  6. Thou shalt iron thy clothes. Ms. Clement calls these “weekend wrinkles” and warns against them. Don’t show up to work wrinkled, just like the road salt rings on shoes- it looks sloppy. Showing up wrinkled gives the impression that we slept through our alarm, rolled out of bed in a panic, threw on whatever was on the floor, and here we are. It may even give us imaginary morning breath. “Be sure to iron or steam clothes,” she says.
  7. Thou are not a jewelry case at Tiffany’s; adorn thyself simply. Ms. Clement notes that it is wise to “limit excessive jewelry. Stick to the basics- a watch, studded earrings, and necklace.” A few pieces of understated jewelry for women is most professional- earring studs (long, dangling earrings are more appropriate for evening social occasions), a watch, wedding set (if applicable), or maybe a simple pendant necklace or strand of pearls. No bracelets that are audible when jiggled about. And not all worn together. Take a nod from Coco Chanel and remove one piece of jewelry before leaving the house.
  8. Thou shalt not bare it all. Ms. Clement is straight to the point on this one: “Panty hose for the ladies, skirts to the knee, and no cleavage, please.” I would also throw in that tops that reveal the back are also inappropriate for the office.
  9. Thou shalt take care with thy tie. Ms. Clement says: “Choose a tie that reaches to your belt buckle and accents your shirt.” There have been some men who have famously- and perhaps intentionally- ignored this piece of sartorial advice- including FIAT’s legendary CEO Gianni Agnelli- but it has been recognized as a personal idiosyncracy, and perhaps not something to actually be modeled by others (like his habit of wearing his watch over his shirt cuff.)
  10. Thou shalt insist on proper fit.
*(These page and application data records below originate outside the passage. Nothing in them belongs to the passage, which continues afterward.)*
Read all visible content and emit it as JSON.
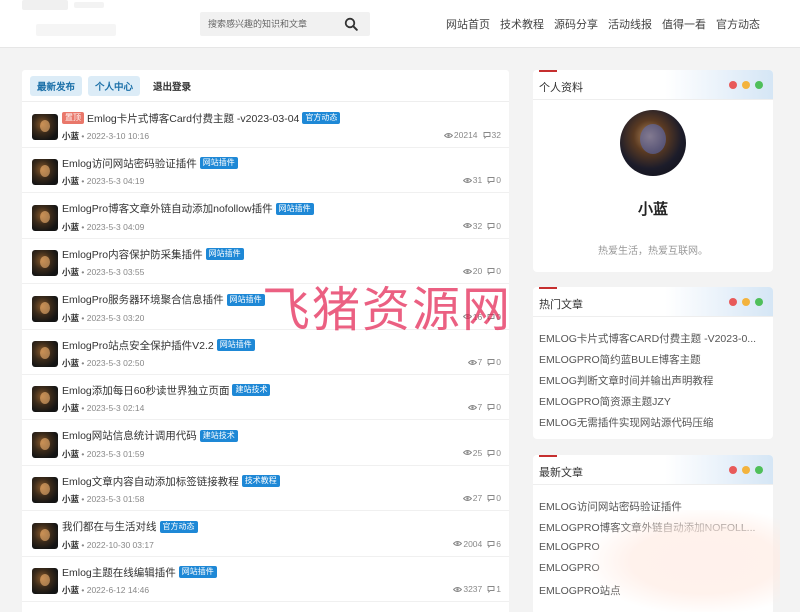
{
  "header": {
    "search_placeholder": "搜索感兴趣的知识和文章",
    "nav": [
      "网站首页",
      "技术教程",
      "源码分享",
      "活动线报",
      "值得一看",
      "官方动态"
    ]
  },
  "tabs": [
    "最新发布",
    "个人中心",
    "退出登录"
  ],
  "posts": [
    {
      "sticky": "置顶",
      "title": "Emlog卡片式博客Card付费主题 -v2023-03-04",
      "category": "官方动态",
      "author": "小蓝",
      "date": "2022-3-10 10:16",
      "views": "20214",
      "comments": "32"
    },
    {
      "sticky": "",
      "title": "Emlog访问网站密码验证插件",
      "category": "网站插件",
      "author": "小蓝",
      "date": "2023-5-3 04:19",
      "views": "31",
      "comments": "0"
    },
    {
      "sticky": "",
      "title": "EmlogPro博客文章外链自动添加nofollow插件",
      "category": "网站插件",
      "author": "小蓝",
      "date": "2023-5-3 04:09",
      "views": "32",
      "comments": "0"
    },
    {
      "sticky": "",
      "title": "EmlogPro内容保护防采集插件",
      "category": "网站插件",
      "author": "小蓝",
      "date": "2023-5-3 03:55",
      "views": "20",
      "comments": "0"
    },
    {
      "sticky": "",
      "title": "EmlogPro服务器环境聚合信息插件",
      "category": "网站插件",
      "author": "小蓝",
      "date": "2023-5-3 03:20",
      "views": "16",
      "comments": "0"
    },
    {
      "sticky": "",
      "title": "EmlogPro站点安全保护插件V2.2",
      "category": "网站插件",
      "author": "小蓝",
      "date": "2023-5-3 02:50",
      "views": "7",
      "comments": "0"
    },
    {
      "sticky": "",
      "title": "Emlog添加每日60秒读世界独立页面",
      "category": "建站技术",
      "author": "小蓝",
      "date": "2023-5-3 02:14",
      "views": "7",
      "comments": "0"
    },
    {
      "sticky": "",
      "title": "Emlog网站信息统计调用代码",
      "category": "建站技术",
      "author": "小蓝",
      "date": "2023-5-3 01:59",
      "views": "25",
      "comments": "0"
    },
    {
      "sticky": "",
      "title": "Emlog文章内容自动添加标签链接教程",
      "category": "技术教程",
      "author": "小蓝",
      "date": "2023-5-3 01:58",
      "views": "27",
      "comments": "0"
    },
    {
      "sticky": "",
      "title": "我们都在与生活对线",
      "category": "官方动态",
      "author": "小蓝",
      "date": "2022-10-30 03:17",
      "views": "2004",
      "comments": "6"
    },
    {
      "sticky": "",
      "title": "Emlog主题在线编辑插件",
      "category": "网站插件",
      "author": "小蓝",
      "date": "2022-6-12 14:46",
      "views": "3237",
      "comments": "1"
    }
  ],
  "watermark": "飞猪资源网",
  "profile": {
    "title": "个人资料",
    "name": "小蓝",
    "bio": "热爱生活，热爱互联网。"
  },
  "hot": {
    "title": "热门文章",
    "items": [
      "EMLOG卡片式博客CARD付费主题 -V2023-0...",
      "EMLOGPRO简约蓝BULE博客主题",
      "EMLOG判断文章时间并输出声明教程",
      "EMLOGPRO简资源主题JZY",
      "EMLOG无需插件实现网站源代码压缩"
    ]
  },
  "latest": {
    "title": "最新文章",
    "items": [
      "EMLOG访问网站密码验证插件",
      "EMLOGPRO博客文章外链自动添加NOFOLL...",
      "EMLOGPRO",
      "EMLOGPRO",
      "EMLOGPRO站点"
    ]
  },
  "colors": {
    "accent": "#1e88d6",
    "sticky": "#e9776a",
    "watermark": "#e32252",
    "panel_bar": "#c62f2f"
  }
}
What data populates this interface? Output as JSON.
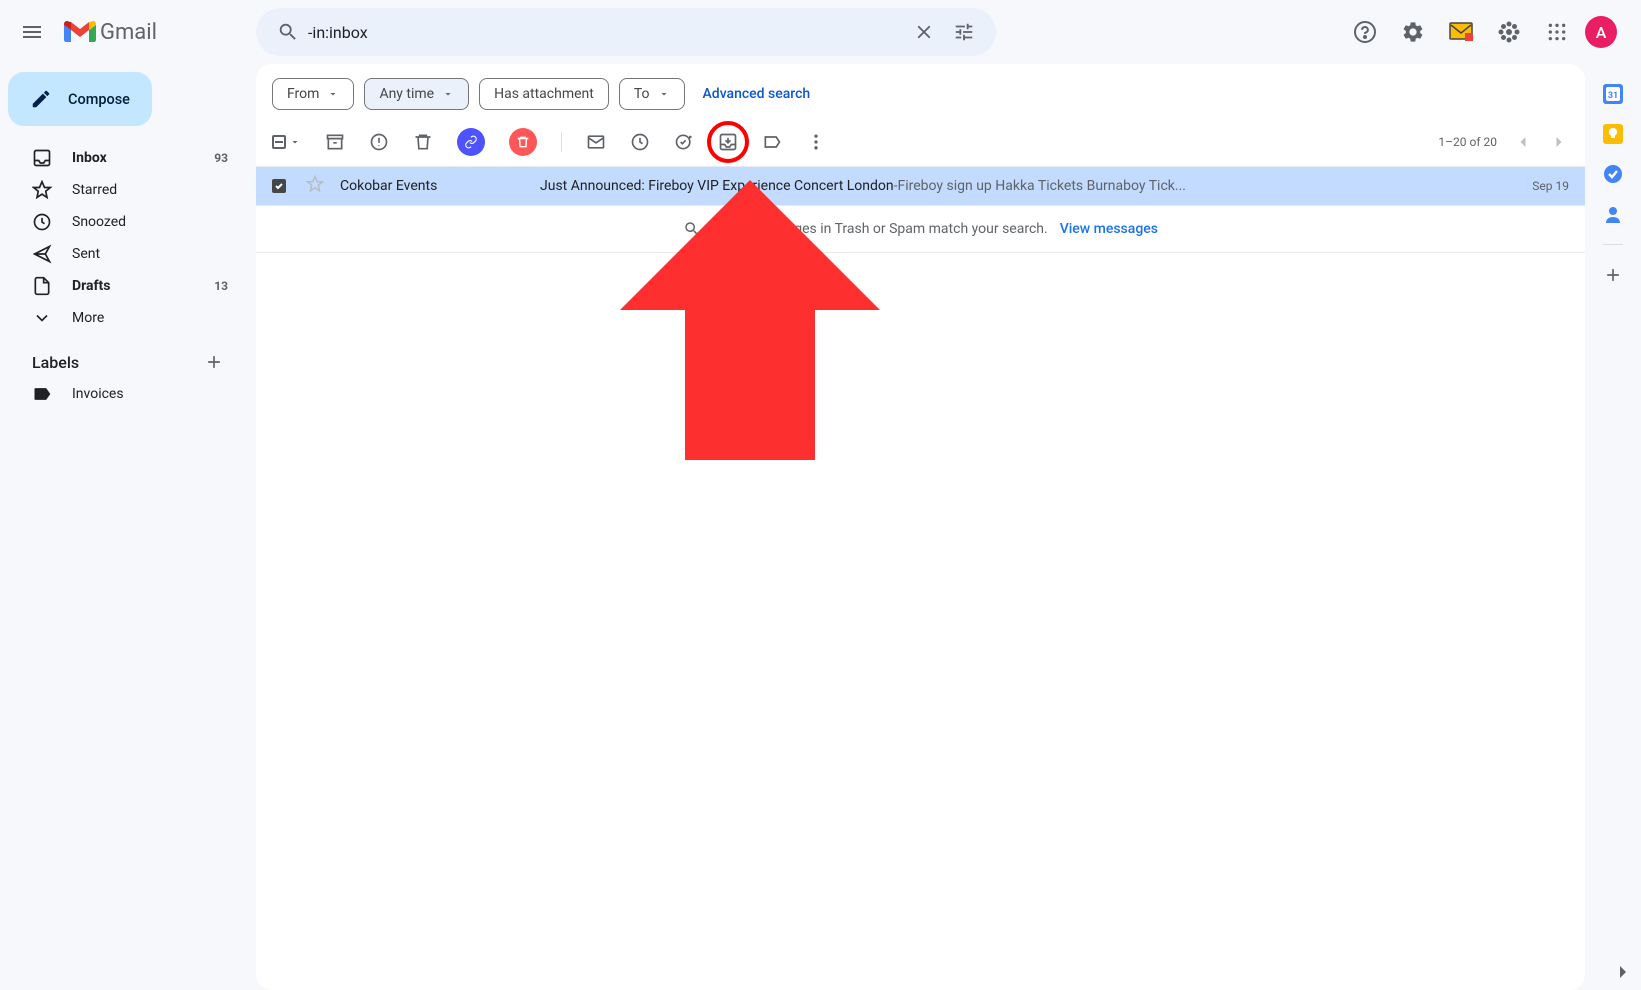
{
  "header": {
    "app_name": "Gmail",
    "search_value": "-in:inbox",
    "avatar_letter": "A"
  },
  "sidebar": {
    "compose_label": "Compose",
    "items": [
      {
        "label": "Inbox",
        "count": "93",
        "bold": true
      },
      {
        "label": "Starred",
        "count": ""
      },
      {
        "label": "Snoozed",
        "count": ""
      },
      {
        "label": "Sent",
        "count": ""
      },
      {
        "label": "Drafts",
        "count": "13",
        "bold": true
      },
      {
        "label": "More",
        "count": ""
      }
    ],
    "labels_header": "Labels",
    "labels": [
      {
        "label": "Invoices"
      }
    ]
  },
  "filters": {
    "from": "From",
    "any_time": "Any time",
    "has_attachment": "Has attachment",
    "to": "To",
    "advanced": "Advanced search"
  },
  "pagination": {
    "text": "1–20 of 20"
  },
  "email": {
    "sender": "Cokobar Events",
    "subject": "Just Announced: Fireboy VIP Experience Concert London",
    "separator": " - ",
    "snippet": "Fireboy sign up Hakka Tickets Burnaboy Tick...",
    "date": "Sep 19"
  },
  "banner": {
    "text": "Some messages in Trash or Spam match your search.",
    "link": "View messages"
  }
}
Ms. Clement’s a purist on fit: “Be sure that you find the right fit for your shape. Start by knowing your body and cater your style to it.” The biggest misconception when it comes to proper fit is that it requires oodles of money. Not so! The main reason that bespoke Italian and English suits looks so good is because they’re made to measure- meticulously fitted to the person’s body. While bespoke suits are out of many peoples’ budgets, taking a garment to a local tailor for small alterations are very affordable. Minor alterations, like hemming or taking in the waistline on trousers or skirts, and even adjusting shirts can be done for under twenty dollars.

    It has been said that one ought to dress for the job one wants, not for the job one has. As we are still in the shadow of the New Year, and many of our resolutions were no doubt professional in nature (and not yet forgotten) it is our hope that these tips will be helpful.  If any readers would like to help Ms. Clement in her mission to prepare our military community members for civilian jobs, please consider donating lightly used professional or classic clothing to the “Classic Closet” clothing drive. The clothing goes directly to our servicemen and women, and their families. For more information, please contact Amberlee Clement at 315.772.9611